Though a lover of tradition in jazz and education, Stanley was no down-the-line conservative, much less Republican. He was simply a brilliant, utterly uncowed American original who loved his country and its messy, bluesy traditions. If you are a young person of any race, gender expression, or class, you should listen to him before allowing a racial separatist of any kind to poison your mind.
Take these lines from a 1995 essay he wrote for my magazine. They fit perfectly our situation this afternoon, just as a Louis Armstrong solo of 1935 is just as powerful today. Let these Stanley riffs give you a taste of what his improvisational prose can convey—then read the whole thing:
Absorbing the influences of Europeans, Indians, Negroes, Mexicans, Chinese and others into our national corpus has put everything to a test—our Declaration of Independence, our Constitution, our local laws and customs. Yet we have succeeded.
But now this hard and endless feat is threatened.

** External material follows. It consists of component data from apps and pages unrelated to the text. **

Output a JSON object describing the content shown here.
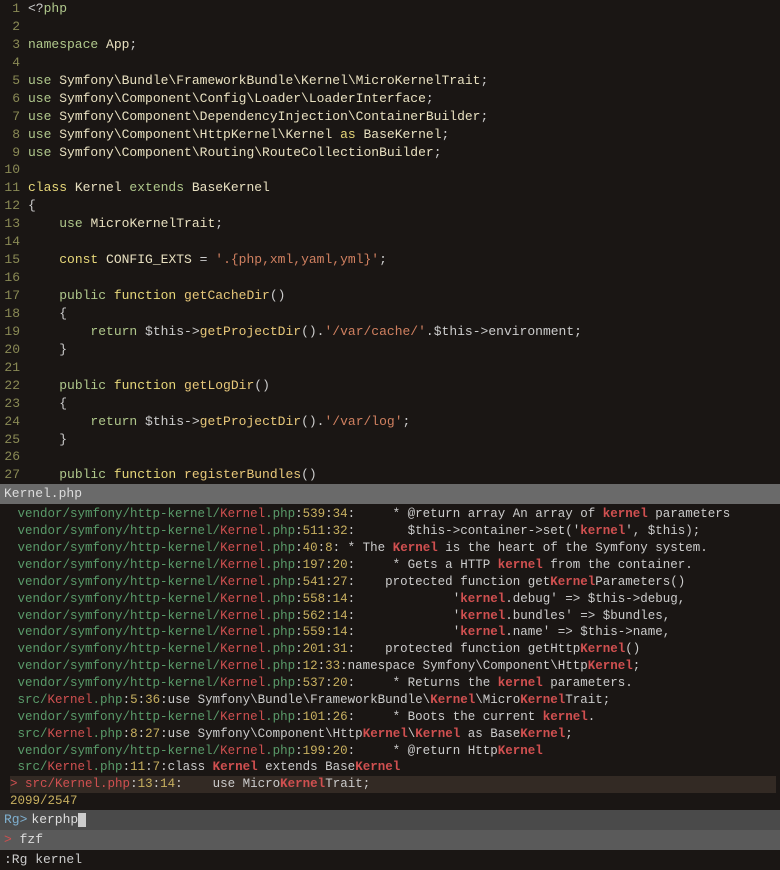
{
  "editor": {
    "lines": [
      {
        "n": 1,
        "tokens": [
          {
            "t": "<?",
            "c": "op"
          },
          {
            "t": "php",
            "c": "kw2"
          }
        ]
      },
      {
        "n": 2,
        "tokens": []
      },
      {
        "n": 3,
        "tokens": [
          {
            "t": "namespace ",
            "c": "kw2"
          },
          {
            "t": "App",
            "c": "cls"
          },
          {
            "t": ";",
            "c": "op"
          }
        ]
      },
      {
        "n": 4,
        "tokens": []
      },
      {
        "n": 5,
        "tokens": [
          {
            "t": "use ",
            "c": "kw2"
          },
          {
            "t": "Symfony\\Bundle\\FrameworkBundle\\Kernel\\MicroKernelTrait",
            "c": "cls"
          },
          {
            "t": ";",
            "c": "op"
          }
        ]
      },
      {
        "n": 6,
        "tokens": [
          {
            "t": "use ",
            "c": "kw2"
          },
          {
            "t": "Symfony\\Component\\Config\\Loader\\LoaderInterface",
            "c": "cls"
          },
          {
            "t": ";",
            "c": "op"
          }
        ]
      },
      {
        "n": 7,
        "tokens": [
          {
            "t": "use ",
            "c": "kw2"
          },
          {
            "t": "Symfony\\Component\\DependencyInjection\\ContainerBuilder",
            "c": "cls"
          },
          {
            "t": ";",
            "c": "op"
          }
        ]
      },
      {
        "n": 8,
        "tokens": [
          {
            "t": "use ",
            "c": "kw2"
          },
          {
            "t": "Symfony\\Component\\HttpKernel\\Kernel ",
            "c": "cls"
          },
          {
            "t": "as ",
            "c": "kw"
          },
          {
            "t": "BaseKernel",
            "c": "cls"
          },
          {
            "t": ";",
            "c": "op"
          }
        ]
      },
      {
        "n": 9,
        "tokens": [
          {
            "t": "use ",
            "c": "kw2"
          },
          {
            "t": "Symfony\\Component\\Routing\\RouteCollectionBuilder",
            "c": "cls"
          },
          {
            "t": ";",
            "c": "op"
          }
        ]
      },
      {
        "n": 10,
        "tokens": []
      },
      {
        "n": 11,
        "tokens": [
          {
            "t": "class ",
            "c": "kw"
          },
          {
            "t": "Kernel ",
            "c": "cls"
          },
          {
            "t": "extends ",
            "c": "kw2"
          },
          {
            "t": "BaseKernel",
            "c": "cls"
          }
        ]
      },
      {
        "n": 12,
        "tokens": [
          {
            "t": "{",
            "c": "op"
          }
        ]
      },
      {
        "n": 13,
        "tokens": [
          {
            "t": "    ",
            "c": "op"
          },
          {
            "t": "use ",
            "c": "kw2"
          },
          {
            "t": "MicroKernelTrait",
            "c": "cls"
          },
          {
            "t": ";",
            "c": "op"
          }
        ]
      },
      {
        "n": 14,
        "tokens": []
      },
      {
        "n": 15,
        "tokens": [
          {
            "t": "    ",
            "c": "op"
          },
          {
            "t": "const ",
            "c": "kw"
          },
          {
            "t": "CONFIG_EXTS ",
            "c": "cls"
          },
          {
            "t": "= ",
            "c": "op"
          },
          {
            "t": "'.{php,xml,yaml,yml}'",
            "c": "str"
          },
          {
            "t": ";",
            "c": "op"
          }
        ]
      },
      {
        "n": 16,
        "tokens": []
      },
      {
        "n": 17,
        "tokens": [
          {
            "t": "    ",
            "c": "op"
          },
          {
            "t": "public ",
            "c": "kw2"
          },
          {
            "t": "function ",
            "c": "kw"
          },
          {
            "t": "getCacheDir",
            "c": "fn"
          },
          {
            "t": "()",
            "c": "op"
          }
        ]
      },
      {
        "n": 18,
        "tokens": [
          {
            "t": "    {",
            "c": "op"
          }
        ]
      },
      {
        "n": 19,
        "tokens": [
          {
            "t": "        ",
            "c": "op"
          },
          {
            "t": "return ",
            "c": "kw2"
          },
          {
            "t": "$this",
            "c": "var"
          },
          {
            "t": "->",
            "c": "op"
          },
          {
            "t": "getProjectDir",
            "c": "fn"
          },
          {
            "t": "().",
            "c": "op"
          },
          {
            "t": "'/var/cache/'",
            "c": "str"
          },
          {
            "t": ".",
            "c": "op"
          },
          {
            "t": "$this",
            "c": "var"
          },
          {
            "t": "->",
            "c": "op"
          },
          {
            "t": "environment",
            "c": "var"
          },
          {
            "t": ";",
            "c": "op"
          }
        ]
      },
      {
        "n": 20,
        "tokens": [
          {
            "t": "    }",
            "c": "op"
          }
        ]
      },
      {
        "n": 21,
        "tokens": []
      },
      {
        "n": 22,
        "tokens": [
          {
            "t": "    ",
            "c": "op"
          },
          {
            "t": "public ",
            "c": "kw2"
          },
          {
            "t": "function ",
            "c": "kw"
          },
          {
            "t": "getLogDir",
            "c": "fn"
          },
          {
            "t": "()",
            "c": "op"
          }
        ]
      },
      {
        "n": 23,
        "tokens": [
          {
            "t": "    {",
            "c": "op"
          }
        ]
      },
      {
        "n": 24,
        "tokens": [
          {
            "t": "        ",
            "c": "op"
          },
          {
            "t": "return ",
            "c": "kw2"
          },
          {
            "t": "$this",
            "c": "var"
          },
          {
            "t": "->",
            "c": "op"
          },
          {
            "t": "getProjectDir",
            "c": "fn"
          },
          {
            "t": "().",
            "c": "op"
          },
          {
            "t": "'/var/log'",
            "c": "str"
          },
          {
            "t": ";",
            "c": "op"
          }
        ]
      },
      {
        "n": 25,
        "tokens": [
          {
            "t": "    }",
            "c": "op"
          }
        ]
      },
      {
        "n": 26,
        "tokens": []
      },
      {
        "n": 27,
        "tokens": [
          {
            "t": "    ",
            "c": "op"
          },
          {
            "t": "public ",
            "c": "kw2"
          },
          {
            "t": "function ",
            "c": "kw"
          },
          {
            "t": "registerBundles",
            "c": "fn"
          },
          {
            "t": "()",
            "c": "op"
          }
        ]
      }
    ]
  },
  "filebar": "Kernel.php",
  "results": [
    {
      "path": "vendor/symfony/http-kernel/",
      "file": "Kernel",
      "ext": ".php",
      "l": "539",
      "c": "34",
      "pre": "     * @return array An array of ",
      "m": "kernel",
      "post": " parameters"
    },
    {
      "path": "vendor/symfony/http-kernel/",
      "file": "Kernel",
      "ext": ".php",
      "l": "511",
      "c": "32",
      "pre": "       $this->container->set('",
      "m": "kernel",
      "post": "', $this);"
    },
    {
      "path": "vendor/symfony/http-kernel/",
      "file": "Kernel",
      "ext": ".php",
      "l": "40",
      "c": "8",
      "pre": " * The ",
      "m": "Kernel",
      "post": " is the heart of the Symfony system."
    },
    {
      "path": "vendor/symfony/http-kernel/",
      "file": "Kernel",
      "ext": ".php",
      "l": "197",
      "c": "20",
      "pre": "     * Gets a HTTP ",
      "m": "kernel",
      "post": " from the container."
    },
    {
      "path": "vendor/symfony/http-kernel/",
      "file": "Kernel",
      "ext": ".php",
      "l": "541",
      "c": "27",
      "pre": "    protected function get",
      "m": "Kernel",
      "post": "Parameters()"
    },
    {
      "path": "vendor/symfony/http-kernel/",
      "file": "Kernel",
      "ext": ".php",
      "l": "558",
      "c": "14",
      "pre": "             '",
      "m": "kernel",
      "post": ".debug' => $this->debug,"
    },
    {
      "path": "vendor/symfony/http-kernel/",
      "file": "Kernel",
      "ext": ".php",
      "l": "562",
      "c": "14",
      "pre": "             '",
      "m": "kernel",
      "post": ".bundles' => $bundles,"
    },
    {
      "path": "vendor/symfony/http-kernel/",
      "file": "Kernel",
      "ext": ".php",
      "l": "559",
      "c": "14",
      "pre": "             '",
      "m": "kernel",
      "post": ".name' => $this->name,"
    },
    {
      "path": "vendor/symfony/http-kernel/",
      "file": "Kernel",
      "ext": ".php",
      "l": "201",
      "c": "31",
      "pre": "    protected function getHttp",
      "m": "Kernel",
      "post": "()"
    },
    {
      "path": "vendor/symfony/http-kernel/",
      "file": "Kernel",
      "ext": ".php",
      "l": "12",
      "c": "33",
      "pre": "namespace Symfony\\Component\\Http",
      "m": "Kernel",
      "post": ";"
    },
    {
      "path": "vendor/symfony/http-kernel/",
      "file": "Kernel",
      "ext": ".php",
      "l": "537",
      "c": "20",
      "pre": "     * Returns the ",
      "m": "kernel",
      "post": " parameters."
    },
    {
      "path": "src/",
      "file": "Kernel",
      "ext": ".php",
      "l": "5",
      "c": "36",
      "pre": "use Symfony\\Bundle\\FrameworkBundle\\",
      "m": "Kernel",
      "post": "\\Micro",
      "m2": "Kernel",
      "post2": "Trait;"
    },
    {
      "path": "vendor/symfony/http-kernel/",
      "file": "Kernel",
      "ext": ".php",
      "l": "101",
      "c": "26",
      "pre": "     * Boots the current ",
      "m": "kernel",
      "post": "."
    },
    {
      "path": "src/",
      "file": "Kernel",
      "ext": ".php",
      "l": "8",
      "c": "27",
      "pre": "use Symfony\\Component\\Http",
      "m": "Kernel",
      "post": "\\",
      "m2": "Kernel",
      "post2": " as Base",
      "m3": "Kernel",
      "post3": ";"
    },
    {
      "path": "vendor/symfony/http-kernel/",
      "file": "Kernel",
      "ext": ".php",
      "l": "199",
      "c": "20",
      "pre": "     * @return Http",
      "m": "Kernel",
      "post": ""
    },
    {
      "path": "src/",
      "file": "Kernel",
      "ext": ".php",
      "l": "11",
      "c": "7",
      "pre": "class ",
      "m": "Kernel",
      "post": " extends Base",
      "m2": "Kernel",
      "post2": ""
    }
  ],
  "selected": {
    "marker": ">",
    "path": "src/",
    "file": "Kernel",
    "ext": ".php",
    "l": "13",
    "c": "14",
    "pre": "    use Micro",
    "m": "Kernel",
    "post": "Trait;"
  },
  "counter": "2099/2547",
  "prompt": {
    "label": "Rg>",
    "value": "kerphp"
  },
  "fzf": {
    "marker": ">",
    "text": "fzf"
  },
  "cmd": ":Rg kernel"
}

For in our shrill, cloudy contemporary era, a polluted and separatist version of pluralism usually referred to as multiculturalism has received our naïve embrace . . . under the guise of “inclusion,” we must suffer through a politics of resentment, one based on ethnic and gender franchises instead of the former goal of “a fair chance.”
Our politics of resentment has much in common with the adolescent passions of popular culture, where all authority is flawed Grand Canyon deep . . . this political vision makes use of very sophisticated technology to reduce all complexity to the blunt and the simple-minded. . . . The purveyor of bitterness and envy draped in political rhetoric calls upon statistics, historical guilt, and elaborate theory to shift the complex realities of human engagement into a melodrama of good versus evil as inaccurate as the lollipop trees drawn by children.
The politics of resentment is based most deeply on a denial of individual responsibility. . . . This posturing amounts to nothing more than frying the rotten fish of self-pity and blame on a griddle made hot by opportunism and greased with scoops from the bottomless Crisco can of white guilt.